Solo Life Hack: How Getting a Furry Friend Can Boost Your Heart Health and Help You Live Longer!

Being single has its perks; you can concentrate on your career, maintain healthy friendships and make travel plans without having to consult anyone. But despite these benefits, singles are at a disadvantage when it comes to health. Studies suggest that married people tend to live longer, have reduced chances of a stroke or heart attack and are more likely to survive major operations or cancer. However, the good news for singles who prefer being unattached is that improving your health might be as simple as owning a dog.

Recent research conducted by Uppsala University in Sweden discovered that canine companions offer significant health benefits, particularly for singles. By studying the health of 3.4 million individuals for 12 years using national health registries, it was found that single dog owners have an 11% decreased risk of cardiovascular disease and a 33% reduced chance of premature death compared to single non-dog owners. Considering that premature death and cardiovascular disease are two major health problems faced by singles, dog ownership appears to be a natural solution.

Although the study did not explore exactly why dogs are beneficial for heart health and lifespan, the researchers have a couple of theories. Dog owners are generally more active due to the daily walks, and physical activity is great for overall health. Also, people who socialize more tend to be healthier, and this social interaction might extend to animals as well. Finally, dogs expose their owners to a variety of bacteria, potentially diversifying their microbiome in a positive way.

Before adopting a dog, it is important to consider the significant responsibility involved in pet ownership. If you decide a dog is a good fit for your life, selecting certain breeds may offer even greater health benefits. Research has shown that hunting breeds, which require more exercise, provide additional advantages. Some popular hunting breeds to consider include Labrador retrievers, golden retrievers, beagles, bassett hounds, fox terriers, and Welsh corgis.
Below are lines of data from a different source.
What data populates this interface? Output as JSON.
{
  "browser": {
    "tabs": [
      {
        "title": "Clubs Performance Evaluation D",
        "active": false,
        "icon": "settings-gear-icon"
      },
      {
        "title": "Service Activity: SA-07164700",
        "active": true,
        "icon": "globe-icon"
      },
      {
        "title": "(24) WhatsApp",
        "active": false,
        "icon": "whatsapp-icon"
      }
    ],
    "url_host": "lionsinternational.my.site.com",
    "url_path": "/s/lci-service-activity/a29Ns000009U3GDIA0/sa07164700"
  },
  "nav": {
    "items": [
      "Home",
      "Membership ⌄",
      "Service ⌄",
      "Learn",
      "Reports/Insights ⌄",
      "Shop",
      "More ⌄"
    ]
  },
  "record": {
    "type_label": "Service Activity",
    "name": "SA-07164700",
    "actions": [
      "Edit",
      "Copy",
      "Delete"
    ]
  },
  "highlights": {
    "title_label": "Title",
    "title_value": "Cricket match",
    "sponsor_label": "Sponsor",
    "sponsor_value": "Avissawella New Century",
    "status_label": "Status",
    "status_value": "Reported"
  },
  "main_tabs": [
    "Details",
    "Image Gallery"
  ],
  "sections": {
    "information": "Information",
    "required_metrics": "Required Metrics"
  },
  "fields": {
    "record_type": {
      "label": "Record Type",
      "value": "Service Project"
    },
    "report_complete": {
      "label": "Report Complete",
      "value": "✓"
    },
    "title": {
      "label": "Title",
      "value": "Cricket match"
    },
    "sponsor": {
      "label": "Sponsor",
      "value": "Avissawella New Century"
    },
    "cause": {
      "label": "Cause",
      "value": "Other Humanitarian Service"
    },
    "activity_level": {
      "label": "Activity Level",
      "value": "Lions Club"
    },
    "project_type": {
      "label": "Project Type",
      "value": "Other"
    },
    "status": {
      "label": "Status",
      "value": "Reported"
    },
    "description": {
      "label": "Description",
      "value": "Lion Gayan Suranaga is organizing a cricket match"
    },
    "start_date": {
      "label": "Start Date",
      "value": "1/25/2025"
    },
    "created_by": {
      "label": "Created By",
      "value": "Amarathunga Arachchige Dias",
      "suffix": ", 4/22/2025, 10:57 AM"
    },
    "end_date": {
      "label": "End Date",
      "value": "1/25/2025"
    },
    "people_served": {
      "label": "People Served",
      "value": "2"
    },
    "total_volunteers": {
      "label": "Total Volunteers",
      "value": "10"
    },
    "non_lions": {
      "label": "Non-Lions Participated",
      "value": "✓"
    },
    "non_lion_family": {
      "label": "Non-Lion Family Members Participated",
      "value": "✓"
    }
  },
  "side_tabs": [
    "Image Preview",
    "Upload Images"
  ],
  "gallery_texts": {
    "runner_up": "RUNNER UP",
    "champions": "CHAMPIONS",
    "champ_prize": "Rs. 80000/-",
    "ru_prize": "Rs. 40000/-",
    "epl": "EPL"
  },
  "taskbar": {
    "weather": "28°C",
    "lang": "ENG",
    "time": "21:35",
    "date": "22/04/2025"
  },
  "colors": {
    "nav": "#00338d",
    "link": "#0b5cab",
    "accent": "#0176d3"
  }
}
For those who prefer cats, fear not; another study demonstrated that cat owners have a 30% lower risk of dying from a stroke or heart attack compared to those who don’t own cats. This suggests that the love and companionship of a pet are all that’s needed to give your health a boost during your single years.

You might also consider providing a loving home for a senior pet. These older animals sometimes lose their homes when their original owners can no longer care for them. Adopting a senior pet may indicate a shorter commitment but can offer significant benefits and companionship. Overall, owning a pet, whether it’s a dog or a cat, can play a significant role in improving the health and well-being of single people, providing both companionship and motivation for increased physical activity.